◆ **Activity**
Establish how many lines in the entries hold the string "arrow". The number by itself is the whole answer.

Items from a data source
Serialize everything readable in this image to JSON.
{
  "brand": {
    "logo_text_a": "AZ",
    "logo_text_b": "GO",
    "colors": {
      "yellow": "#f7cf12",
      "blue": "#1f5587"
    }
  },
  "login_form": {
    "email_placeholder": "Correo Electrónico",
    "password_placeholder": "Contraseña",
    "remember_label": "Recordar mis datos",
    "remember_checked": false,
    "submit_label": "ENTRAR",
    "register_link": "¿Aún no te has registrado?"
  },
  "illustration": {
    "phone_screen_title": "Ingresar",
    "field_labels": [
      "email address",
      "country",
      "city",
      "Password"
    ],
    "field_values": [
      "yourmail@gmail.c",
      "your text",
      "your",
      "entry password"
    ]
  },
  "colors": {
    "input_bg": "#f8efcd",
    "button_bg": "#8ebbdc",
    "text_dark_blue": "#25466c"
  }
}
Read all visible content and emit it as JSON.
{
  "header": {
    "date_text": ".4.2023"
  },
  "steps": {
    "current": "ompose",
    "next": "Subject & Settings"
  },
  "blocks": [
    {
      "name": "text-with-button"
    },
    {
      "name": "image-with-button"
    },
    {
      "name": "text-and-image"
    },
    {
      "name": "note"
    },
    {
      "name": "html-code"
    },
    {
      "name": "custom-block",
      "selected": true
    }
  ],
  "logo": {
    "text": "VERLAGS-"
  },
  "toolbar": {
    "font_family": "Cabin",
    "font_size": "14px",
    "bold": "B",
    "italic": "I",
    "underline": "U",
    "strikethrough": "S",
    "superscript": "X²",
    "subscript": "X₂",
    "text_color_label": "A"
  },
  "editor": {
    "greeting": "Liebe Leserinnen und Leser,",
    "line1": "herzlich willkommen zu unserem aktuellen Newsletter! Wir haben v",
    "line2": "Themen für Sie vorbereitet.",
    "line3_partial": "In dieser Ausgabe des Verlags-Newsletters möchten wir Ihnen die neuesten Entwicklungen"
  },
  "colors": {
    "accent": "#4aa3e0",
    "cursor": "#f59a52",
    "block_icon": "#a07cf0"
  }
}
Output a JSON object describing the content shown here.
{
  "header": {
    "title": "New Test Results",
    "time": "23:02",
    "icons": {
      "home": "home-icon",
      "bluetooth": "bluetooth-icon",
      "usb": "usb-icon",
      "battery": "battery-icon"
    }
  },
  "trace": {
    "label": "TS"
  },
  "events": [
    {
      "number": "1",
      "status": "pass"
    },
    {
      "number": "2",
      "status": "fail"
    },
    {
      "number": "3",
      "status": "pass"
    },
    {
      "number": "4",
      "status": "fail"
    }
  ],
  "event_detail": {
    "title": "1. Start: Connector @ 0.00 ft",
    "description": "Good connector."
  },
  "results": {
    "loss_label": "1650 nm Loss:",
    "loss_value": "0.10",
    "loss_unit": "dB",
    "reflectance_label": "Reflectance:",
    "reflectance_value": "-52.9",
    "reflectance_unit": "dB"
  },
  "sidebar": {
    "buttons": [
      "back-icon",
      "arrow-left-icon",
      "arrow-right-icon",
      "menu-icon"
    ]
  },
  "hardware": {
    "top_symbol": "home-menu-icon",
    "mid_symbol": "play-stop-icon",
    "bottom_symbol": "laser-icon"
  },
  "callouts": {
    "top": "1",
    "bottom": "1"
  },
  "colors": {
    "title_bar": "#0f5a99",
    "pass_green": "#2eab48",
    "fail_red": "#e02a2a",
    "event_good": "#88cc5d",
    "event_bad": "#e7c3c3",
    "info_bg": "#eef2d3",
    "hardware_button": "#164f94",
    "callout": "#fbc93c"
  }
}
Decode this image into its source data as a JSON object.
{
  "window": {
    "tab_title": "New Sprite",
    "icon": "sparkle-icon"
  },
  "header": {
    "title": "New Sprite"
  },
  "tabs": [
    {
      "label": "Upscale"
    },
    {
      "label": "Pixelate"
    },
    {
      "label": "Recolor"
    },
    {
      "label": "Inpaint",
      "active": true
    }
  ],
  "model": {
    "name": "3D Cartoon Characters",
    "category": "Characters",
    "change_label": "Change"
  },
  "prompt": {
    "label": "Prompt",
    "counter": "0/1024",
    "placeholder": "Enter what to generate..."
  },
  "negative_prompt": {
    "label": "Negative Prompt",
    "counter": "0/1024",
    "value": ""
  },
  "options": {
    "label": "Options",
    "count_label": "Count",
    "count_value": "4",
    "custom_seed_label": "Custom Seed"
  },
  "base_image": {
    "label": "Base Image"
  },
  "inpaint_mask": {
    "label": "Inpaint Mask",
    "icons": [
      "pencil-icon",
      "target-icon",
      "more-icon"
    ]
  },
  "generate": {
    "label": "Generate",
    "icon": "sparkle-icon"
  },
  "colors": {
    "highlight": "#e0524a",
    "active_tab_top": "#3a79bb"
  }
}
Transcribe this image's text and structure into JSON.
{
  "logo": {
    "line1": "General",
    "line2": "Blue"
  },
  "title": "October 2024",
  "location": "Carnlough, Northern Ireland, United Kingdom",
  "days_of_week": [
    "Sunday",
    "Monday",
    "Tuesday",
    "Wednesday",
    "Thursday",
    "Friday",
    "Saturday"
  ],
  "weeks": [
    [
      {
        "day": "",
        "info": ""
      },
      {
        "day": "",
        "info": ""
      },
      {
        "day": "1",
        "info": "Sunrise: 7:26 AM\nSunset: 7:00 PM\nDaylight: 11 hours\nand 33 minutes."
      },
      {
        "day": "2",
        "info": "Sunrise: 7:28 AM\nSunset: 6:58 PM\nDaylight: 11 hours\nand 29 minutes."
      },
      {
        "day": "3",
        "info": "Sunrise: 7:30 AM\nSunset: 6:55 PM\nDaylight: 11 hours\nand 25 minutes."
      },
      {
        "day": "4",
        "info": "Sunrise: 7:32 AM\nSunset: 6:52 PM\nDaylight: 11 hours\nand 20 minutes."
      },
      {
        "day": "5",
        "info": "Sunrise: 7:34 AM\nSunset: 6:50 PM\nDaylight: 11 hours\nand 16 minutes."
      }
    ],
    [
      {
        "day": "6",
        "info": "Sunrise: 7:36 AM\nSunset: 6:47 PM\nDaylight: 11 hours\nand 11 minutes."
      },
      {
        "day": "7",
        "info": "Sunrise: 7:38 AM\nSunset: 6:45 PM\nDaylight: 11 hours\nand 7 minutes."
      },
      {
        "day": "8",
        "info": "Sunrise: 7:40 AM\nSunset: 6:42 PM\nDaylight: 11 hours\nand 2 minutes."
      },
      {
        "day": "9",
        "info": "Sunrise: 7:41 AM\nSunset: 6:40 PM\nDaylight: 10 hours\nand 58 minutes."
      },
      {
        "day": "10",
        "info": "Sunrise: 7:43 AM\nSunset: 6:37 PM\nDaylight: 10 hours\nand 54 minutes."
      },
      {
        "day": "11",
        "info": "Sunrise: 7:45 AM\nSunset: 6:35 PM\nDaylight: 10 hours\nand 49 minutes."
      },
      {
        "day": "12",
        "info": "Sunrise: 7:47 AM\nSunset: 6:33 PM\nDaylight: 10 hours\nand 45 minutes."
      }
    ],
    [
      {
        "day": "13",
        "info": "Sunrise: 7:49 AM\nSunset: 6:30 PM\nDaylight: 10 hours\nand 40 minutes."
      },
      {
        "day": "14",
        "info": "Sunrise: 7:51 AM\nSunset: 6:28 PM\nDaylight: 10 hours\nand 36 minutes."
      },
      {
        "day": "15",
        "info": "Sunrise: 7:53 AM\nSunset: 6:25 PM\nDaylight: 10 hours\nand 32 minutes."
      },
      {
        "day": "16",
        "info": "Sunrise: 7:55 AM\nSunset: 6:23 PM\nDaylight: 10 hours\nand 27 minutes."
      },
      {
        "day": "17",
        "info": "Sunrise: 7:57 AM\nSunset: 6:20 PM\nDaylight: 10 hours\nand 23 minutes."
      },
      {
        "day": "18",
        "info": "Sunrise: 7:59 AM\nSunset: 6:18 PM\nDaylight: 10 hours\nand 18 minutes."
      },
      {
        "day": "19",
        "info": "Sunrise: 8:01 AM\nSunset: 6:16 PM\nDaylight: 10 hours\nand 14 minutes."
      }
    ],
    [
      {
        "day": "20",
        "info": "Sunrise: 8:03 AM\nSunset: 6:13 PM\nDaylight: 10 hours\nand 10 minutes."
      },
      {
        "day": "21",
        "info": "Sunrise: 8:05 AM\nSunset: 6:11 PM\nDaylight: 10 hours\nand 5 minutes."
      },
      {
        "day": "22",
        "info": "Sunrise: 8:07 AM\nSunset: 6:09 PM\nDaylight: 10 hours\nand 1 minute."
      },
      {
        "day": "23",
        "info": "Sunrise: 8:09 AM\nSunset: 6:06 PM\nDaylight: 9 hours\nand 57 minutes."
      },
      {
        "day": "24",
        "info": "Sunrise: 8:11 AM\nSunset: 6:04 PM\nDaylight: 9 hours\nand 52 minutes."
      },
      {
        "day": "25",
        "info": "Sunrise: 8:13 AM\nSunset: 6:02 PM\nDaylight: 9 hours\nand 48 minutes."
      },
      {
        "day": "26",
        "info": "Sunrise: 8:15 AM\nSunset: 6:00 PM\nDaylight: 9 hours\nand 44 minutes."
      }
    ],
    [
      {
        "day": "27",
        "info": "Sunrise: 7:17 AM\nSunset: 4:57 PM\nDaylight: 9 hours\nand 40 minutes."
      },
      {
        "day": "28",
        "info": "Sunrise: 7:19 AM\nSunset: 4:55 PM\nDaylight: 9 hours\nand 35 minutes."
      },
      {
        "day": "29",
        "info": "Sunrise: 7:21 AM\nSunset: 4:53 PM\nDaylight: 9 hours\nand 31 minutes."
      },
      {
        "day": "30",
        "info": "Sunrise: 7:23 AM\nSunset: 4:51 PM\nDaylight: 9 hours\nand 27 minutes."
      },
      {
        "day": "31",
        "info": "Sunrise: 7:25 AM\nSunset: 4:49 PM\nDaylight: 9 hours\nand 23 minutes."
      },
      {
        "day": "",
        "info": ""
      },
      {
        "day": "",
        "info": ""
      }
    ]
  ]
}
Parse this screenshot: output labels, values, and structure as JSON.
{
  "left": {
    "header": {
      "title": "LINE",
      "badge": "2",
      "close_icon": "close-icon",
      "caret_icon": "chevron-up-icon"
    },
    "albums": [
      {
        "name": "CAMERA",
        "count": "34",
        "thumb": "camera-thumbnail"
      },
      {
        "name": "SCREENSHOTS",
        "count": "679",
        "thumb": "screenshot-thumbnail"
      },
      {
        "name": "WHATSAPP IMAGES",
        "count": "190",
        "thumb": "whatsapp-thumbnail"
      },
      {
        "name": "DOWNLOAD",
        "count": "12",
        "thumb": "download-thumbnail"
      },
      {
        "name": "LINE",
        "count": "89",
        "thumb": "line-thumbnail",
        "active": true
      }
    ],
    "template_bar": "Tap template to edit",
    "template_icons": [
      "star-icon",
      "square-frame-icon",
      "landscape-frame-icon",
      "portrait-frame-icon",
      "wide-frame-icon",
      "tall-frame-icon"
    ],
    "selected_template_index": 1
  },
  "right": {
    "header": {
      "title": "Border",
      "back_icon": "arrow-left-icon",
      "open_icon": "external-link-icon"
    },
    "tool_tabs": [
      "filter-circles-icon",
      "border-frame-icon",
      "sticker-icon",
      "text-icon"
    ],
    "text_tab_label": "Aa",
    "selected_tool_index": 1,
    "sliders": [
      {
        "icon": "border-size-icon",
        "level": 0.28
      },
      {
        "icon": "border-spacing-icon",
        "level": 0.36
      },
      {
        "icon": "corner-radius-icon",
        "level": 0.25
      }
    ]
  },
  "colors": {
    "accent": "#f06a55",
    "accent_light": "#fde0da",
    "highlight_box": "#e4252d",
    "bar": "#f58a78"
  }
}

◆ **Task solution**
3